The Juan de Fuca swim will take place in August.

She will have a team of 10 people, including a coastguard following her along both journeys. The team will pass Simmons food and water as she stops every half hour to regain energy.

Those who wish to track the Great Bear swim can visit greatbearswim.com.

The Great Bear swim is raising money for the Heiltsuk youth camps, called the QQS Projects Society, which helps teach Heiltsuk youth about their traditional values, practices, and laws. To donate to the program, visit canadahelps.org.

Just Posted

More sailings coming to Haida Gwaii

The B.C. government says Haida Gwaii’s two BC Ferries routes are among… Continue reading

More sailings coming to 10 BC Ferries’ routes

Transportation Minister Claire Trevena said the sailings were originally cut in 2014

Mold shuts down construction at QC supportive housing project
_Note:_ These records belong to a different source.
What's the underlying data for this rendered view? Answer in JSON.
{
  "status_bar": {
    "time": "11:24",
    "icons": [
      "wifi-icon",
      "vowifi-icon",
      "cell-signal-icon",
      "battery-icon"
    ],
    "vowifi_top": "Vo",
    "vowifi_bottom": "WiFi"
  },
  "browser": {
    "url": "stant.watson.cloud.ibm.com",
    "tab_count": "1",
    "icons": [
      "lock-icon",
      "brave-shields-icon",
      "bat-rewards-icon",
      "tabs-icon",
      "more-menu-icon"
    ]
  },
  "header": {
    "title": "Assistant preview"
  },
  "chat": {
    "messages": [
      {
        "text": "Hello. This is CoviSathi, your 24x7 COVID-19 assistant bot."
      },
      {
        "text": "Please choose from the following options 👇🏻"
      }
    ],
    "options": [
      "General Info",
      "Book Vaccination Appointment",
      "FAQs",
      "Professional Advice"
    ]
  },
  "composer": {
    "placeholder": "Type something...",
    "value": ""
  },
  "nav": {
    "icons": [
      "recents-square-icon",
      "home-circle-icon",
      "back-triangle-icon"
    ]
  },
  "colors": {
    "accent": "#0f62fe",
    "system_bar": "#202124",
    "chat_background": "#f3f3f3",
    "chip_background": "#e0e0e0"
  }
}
Construction of the new 19-unit modular housing complex in Queen Charlotte has… Continue reading

Spring fishery closures mulled for south coast

Fewer fish are returning to rivers and more conservation needed, say feds

Broken axle caused New Hazelton train derailment: TSB

It could happen again without a different way to inspect trains

National Energy Board approves Trans Mountain pipeline again

Next step includes cabinet voting on the controversial expansion

B.C. Special Olympics officially underway in Vernon

Athlete’s Oath: “Let me win. But if I cannot win, let me be brave in the attempt.”

Vancouver Aquarium wants your help to name a baby killer whale

The public helped name Springer’s first calf, Spirit, and is being asked to help with the second

Guards protest firing of fellow officers charged with assault at B.C. prison

Corrections officers demonstrated in Maple Ridge on Friday afternoon

Skier dies at Revelstoke Mountain Resort

Cause of death for young man has not been released

R. Kelly charged with 10 counts of sexual abuse

R&B star has been accused of sexual misconduct involving women and underage girls for years

Cryptocurrency exchange CEO who suddenly died leaves Kelowna house in will

Gerald Cotten, holding the keys to money tied up in his virtual currency exchange, died in December.

Regulator’s report, coming today, unlikely to settle Trans Mountain pipeline battle

The Trans Mountain pipeline will remain a controversial topic both in the political ring and out

Australian woman killed in avalanche at Whistler

The woman and her partner were reportedly rescued by ski patrol, but she did not survive

Most Read